What Worked with The Green Knight
The overall adaptation of the classic poem is equally faithful and divergent. This fits given the centuries of debate on interpretations of the tale by English theorists and Arthurian scholars. The original poem is subject to many translations, all affected by the translator’s views. Just as a reader will bring their own perspective to the poem, this film is the same in that regard.
David Lowery’s approach to the story definitely creates an underlying message of what it is meant to be seen as chivalrous and the crushing weight of expectations, internal and external. However, the interpretation will vary from viewer to viewer. Like the work of the original Gawain Poet, Lowery’s approach allows for leeway and interpretation.

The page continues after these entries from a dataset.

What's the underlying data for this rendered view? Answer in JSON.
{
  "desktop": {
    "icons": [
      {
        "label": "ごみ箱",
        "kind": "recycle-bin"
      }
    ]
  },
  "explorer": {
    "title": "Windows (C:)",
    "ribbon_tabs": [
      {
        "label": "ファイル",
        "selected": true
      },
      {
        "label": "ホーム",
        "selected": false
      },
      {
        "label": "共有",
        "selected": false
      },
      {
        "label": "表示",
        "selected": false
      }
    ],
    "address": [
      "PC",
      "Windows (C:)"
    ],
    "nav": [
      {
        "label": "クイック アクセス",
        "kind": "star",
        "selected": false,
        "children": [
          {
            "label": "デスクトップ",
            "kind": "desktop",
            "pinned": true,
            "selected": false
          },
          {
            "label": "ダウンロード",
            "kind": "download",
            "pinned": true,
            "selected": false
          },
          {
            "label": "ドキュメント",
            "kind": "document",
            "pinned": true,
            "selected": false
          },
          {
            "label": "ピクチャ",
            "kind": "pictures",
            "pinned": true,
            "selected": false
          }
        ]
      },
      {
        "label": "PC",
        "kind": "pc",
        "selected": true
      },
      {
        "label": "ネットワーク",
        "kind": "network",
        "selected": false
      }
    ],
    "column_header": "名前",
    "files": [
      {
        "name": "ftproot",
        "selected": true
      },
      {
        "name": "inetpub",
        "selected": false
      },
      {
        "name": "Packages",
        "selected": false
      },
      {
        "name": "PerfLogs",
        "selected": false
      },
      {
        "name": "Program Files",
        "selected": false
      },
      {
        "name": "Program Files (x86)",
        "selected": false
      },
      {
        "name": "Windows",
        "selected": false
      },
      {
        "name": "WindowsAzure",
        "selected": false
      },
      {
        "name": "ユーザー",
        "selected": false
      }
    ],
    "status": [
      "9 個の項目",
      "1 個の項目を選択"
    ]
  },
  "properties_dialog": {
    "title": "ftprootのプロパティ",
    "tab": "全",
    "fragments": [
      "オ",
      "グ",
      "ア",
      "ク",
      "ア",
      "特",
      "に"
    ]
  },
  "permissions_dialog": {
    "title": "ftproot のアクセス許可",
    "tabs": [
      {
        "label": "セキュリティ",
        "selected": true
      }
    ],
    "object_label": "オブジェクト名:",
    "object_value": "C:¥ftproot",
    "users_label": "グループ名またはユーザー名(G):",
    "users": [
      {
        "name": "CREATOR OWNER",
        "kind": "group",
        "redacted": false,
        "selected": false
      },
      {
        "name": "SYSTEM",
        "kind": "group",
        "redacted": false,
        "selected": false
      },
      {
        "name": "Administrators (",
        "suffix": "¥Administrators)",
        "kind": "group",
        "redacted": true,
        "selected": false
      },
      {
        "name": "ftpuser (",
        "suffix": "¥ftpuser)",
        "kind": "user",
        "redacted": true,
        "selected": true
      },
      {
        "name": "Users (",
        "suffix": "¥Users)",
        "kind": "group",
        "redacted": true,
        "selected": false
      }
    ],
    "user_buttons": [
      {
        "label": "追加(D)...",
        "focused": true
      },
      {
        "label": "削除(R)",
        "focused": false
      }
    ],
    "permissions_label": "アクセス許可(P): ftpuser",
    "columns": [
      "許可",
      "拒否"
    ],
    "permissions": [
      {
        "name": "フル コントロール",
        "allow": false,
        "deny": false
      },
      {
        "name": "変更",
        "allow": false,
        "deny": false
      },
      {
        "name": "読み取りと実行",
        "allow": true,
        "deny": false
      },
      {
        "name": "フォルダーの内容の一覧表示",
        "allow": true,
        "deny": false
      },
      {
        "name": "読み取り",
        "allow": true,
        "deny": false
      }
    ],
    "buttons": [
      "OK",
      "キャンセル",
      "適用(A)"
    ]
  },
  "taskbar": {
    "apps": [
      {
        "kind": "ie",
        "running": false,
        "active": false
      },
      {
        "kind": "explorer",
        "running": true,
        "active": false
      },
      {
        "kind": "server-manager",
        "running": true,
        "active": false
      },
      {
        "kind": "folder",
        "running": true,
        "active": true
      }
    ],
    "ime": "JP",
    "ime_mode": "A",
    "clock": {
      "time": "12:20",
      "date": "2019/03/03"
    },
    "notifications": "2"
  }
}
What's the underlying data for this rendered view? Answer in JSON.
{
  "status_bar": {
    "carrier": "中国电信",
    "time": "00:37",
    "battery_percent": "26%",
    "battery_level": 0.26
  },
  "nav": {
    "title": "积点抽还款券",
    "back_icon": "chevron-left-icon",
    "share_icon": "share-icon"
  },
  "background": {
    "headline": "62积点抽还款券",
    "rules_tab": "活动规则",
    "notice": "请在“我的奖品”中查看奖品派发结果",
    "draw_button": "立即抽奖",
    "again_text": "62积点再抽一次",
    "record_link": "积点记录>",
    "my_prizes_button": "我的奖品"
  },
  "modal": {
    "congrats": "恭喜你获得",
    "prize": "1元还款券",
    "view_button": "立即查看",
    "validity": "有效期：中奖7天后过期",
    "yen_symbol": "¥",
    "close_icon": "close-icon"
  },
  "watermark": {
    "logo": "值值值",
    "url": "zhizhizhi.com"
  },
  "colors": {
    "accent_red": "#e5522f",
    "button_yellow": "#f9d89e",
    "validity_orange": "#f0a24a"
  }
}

The performances are fantastic across the cast, but the buzz around Dev Patel’s Gawain is well deserved. Patel’s Gawain is a screw-up. More of a child than a man who expects greatness and desires to be a knight but fumbles about, misunderstanding and misapplying the chivalric code. Patel is instantly likable despite Gawain’s flaws and has a charismatic presence that endears Gawain to the viewers, even at his weakest moments.
Ralph Ineson’s commanding presence as The Green Knight is impressive, particularly given the relatively limited screentime he has. Much like Anthony Hopkins in The Silence of the Lambs, Ineson’s appearances are brief but memorable. Sarita Choudhury’s character, the mother of Gawain, presents an interesting deviation from the original tale, but not entirely unwelcome. She plays mysterious well. Alicia Vikander takes on a pair of roles, each vital, and carries them well. Not a poor performance in the lot.
The cinematography of Andrew Droz Palermo is stunning, as is composer Daniel Heart’s Music. This film will be worthy of study in the future.
What Didn’t Work with The Green Knight
As a whole, this film delivers wonderfully. However, there are two aspects of it I found somewhat troublesome. Not troublesome enough to harm my estimation of The Green Knight. But there are areas that I felt could have been reigned in further or perhaps clarified more.
I have no issues with Lowery’s deviations from the “canon” of “Sir Gawain and the Green Knight,” as much as anything regarding the poem can be considered canon. But I do feel in his own quest to make his mark that the film takes a long way around to give Gawain his moment of pure, unselfish chivalry finally. The chapter of the film, each of which is title carded, gives away the trick. While I appreciate Lowery’s narrative move to a degree, knowing the title card of the sequence undercut the potential shock of the sequence. This is rendered starker with the rather brutalist ending that ultimately leaves the film somewhat unresolved.
I try not to carry my expectation of what I consider the tale to be and to go along with Lowery’s take. Yet, I cannot help but think something about the ending is amiss. It may just be my knowledge of the poem that will never let me be completely impartial. But then again, this may also be an issue of interpretation. I wonder if perhaps Lowery went a bit too open-ended? Despite these misgivings, however, as petty as they might be, the film is still very much a triumph. It is a singularly excellent Arthurian adaptation.
The Final Verdict
David Lowery’s medieval–themed rumination of chivalry is a stunning movie that enchants and mystifies. The Green Knight is fully deserving of five out of five Cthuluhs.(5 / 5)
The Green Knight is a film I will be seeing in the nearby movie theater at least a couple more times. It is that good and worth experiencing again and unraveling. This may not be the last I write on it, either, because even having seen it, I find myself asking… is Gawain truly heroic?